WASHINGTON -- Now that he's gone public, Scott Prouty, the man behind the infamous "47 percent" video of Mitt Romney's remarks at a Florida fundraiser, has been in talks to work for the United Steelworkers union in a role that's yet to be determined, the head of the union told HuffPost on Thursday.
Steelworkers President Leo Gerard said the union met Prouty through Charles Kernaghan, a labor rights activist who heads the Institute for Global Labour and Human Rights, headquartered in Pittsburgh. Prouty had gotten in touch with Kernaghan, who'd been researching Bain Capital and outsourcing as Prouty anonymously disseminated his video last year. Gerard said that union officials met with Prouty at the presidential inauguration in Washington, D.C., in January, before the videographer was willing to go public.
Gerard explained his respect for Prouty, paraphrasing a quote from President Barack Obama that one voice can change a room, that room a city, that city a state, and so on. "I think Scott Prouty is one voice that changed the country," Gerard said.
"He's going to come work for us," Gerard went on. "We're going to sit down and talk. He has lots of skills, and we'll try to put him in a place where he can use the skills he's got."
Prouty said in a brief phone call with HuffPost Thursday that he intends to take the job. "I'd be honored to be involved with them. I think they're awesome people," he said of the union. "There's a good possibility it will work out."

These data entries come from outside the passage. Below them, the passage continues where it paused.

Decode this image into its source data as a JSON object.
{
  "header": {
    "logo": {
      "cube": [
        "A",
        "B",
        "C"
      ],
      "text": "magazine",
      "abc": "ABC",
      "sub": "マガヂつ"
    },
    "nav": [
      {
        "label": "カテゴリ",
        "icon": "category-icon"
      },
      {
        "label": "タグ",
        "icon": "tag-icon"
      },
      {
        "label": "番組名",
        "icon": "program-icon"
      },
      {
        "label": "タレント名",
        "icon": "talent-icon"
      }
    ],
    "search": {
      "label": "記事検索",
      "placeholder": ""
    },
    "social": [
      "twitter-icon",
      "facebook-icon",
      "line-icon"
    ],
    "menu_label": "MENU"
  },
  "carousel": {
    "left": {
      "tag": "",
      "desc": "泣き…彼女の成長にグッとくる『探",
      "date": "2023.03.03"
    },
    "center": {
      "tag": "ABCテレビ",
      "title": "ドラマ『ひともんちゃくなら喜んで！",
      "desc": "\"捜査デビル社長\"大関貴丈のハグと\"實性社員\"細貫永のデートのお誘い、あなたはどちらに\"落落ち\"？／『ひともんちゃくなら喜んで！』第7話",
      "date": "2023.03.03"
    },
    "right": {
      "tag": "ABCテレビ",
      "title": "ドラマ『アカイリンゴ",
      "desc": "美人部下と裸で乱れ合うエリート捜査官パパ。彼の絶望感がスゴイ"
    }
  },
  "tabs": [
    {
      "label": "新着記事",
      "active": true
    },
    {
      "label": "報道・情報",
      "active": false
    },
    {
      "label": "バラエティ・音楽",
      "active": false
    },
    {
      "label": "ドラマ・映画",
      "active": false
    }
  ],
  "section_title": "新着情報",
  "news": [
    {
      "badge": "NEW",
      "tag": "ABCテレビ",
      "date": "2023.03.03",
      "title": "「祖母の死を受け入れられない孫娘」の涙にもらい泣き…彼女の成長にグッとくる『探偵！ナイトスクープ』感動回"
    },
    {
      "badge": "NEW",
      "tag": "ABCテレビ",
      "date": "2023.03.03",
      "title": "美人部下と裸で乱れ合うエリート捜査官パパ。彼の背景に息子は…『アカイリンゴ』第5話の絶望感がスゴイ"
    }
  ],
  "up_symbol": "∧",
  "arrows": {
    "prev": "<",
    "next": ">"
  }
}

In addition to putting him to work, Gerard said the union will protect Prouty, given his new and overwhelming exposure. "No one's gonna mess with him," Gerard said.
After remaining anonymous for months, Prouty broke his silence in a much-hyped appearance on MSNBC's "The Ed Show" on Wednesday night, explaining how his devastating, surreptitiously recorded video of Romney came to be and why he chose to make the video public. He followed up his lengthy MSNBC appearance with an interview on HuffPost Live on Thursday.
"[The 47 percent comment] was so diametrically opposed to what he was saying in public that I just said, 'I can't let him get away with this,'" Prouty explained. He added that $50,000-per-plate fundraisers like the Romney one he filmed are "a shame."
Prouty was working as a bartender at the 2012 Boca Raton, Fla., fundraiser where Romney, then the GOP presidential nominee, said that 47 percent of Americans would vote for President Barack Obama that year because they were dependent on the federal government and believed they were entitled to things like health care.
As Prouty told HuffPost, he was living paycheck to paycheck at the time and had no health insurance. He worried that going public with his video could jeopardize his job and ultimately ruin him financially, but he eventually reached out to a several media outlets, including David Corn at Mother Jones, who posted the video in full.
Organized labor was a strident foe of Romney throughout the 2012 campaign season, tarring the former Massachusetts governor as a "vulture capitalist" and helping secure Obama's reelection through campaign donations and an expansive ground game. Asked if he helped arrange Prouty's interview with Schultz -- a well-known friend to organized labor -- Gerard simply said, "We didn't discourage him from hooking up" with the MSNBC host.
Prouty's work in the U.S. service economy would apply more to a steelworkers' union job than one might imagine. Although the union is tied to Pittsburgh and steel in the public mind, like other unions it now represents workers across different American industries, organizing in new areas like nursing, as the overall share of U.S. workers who belong to a union continues to fall.
"Scott's in line with us," Gerard said. "We'll make sure we have his back."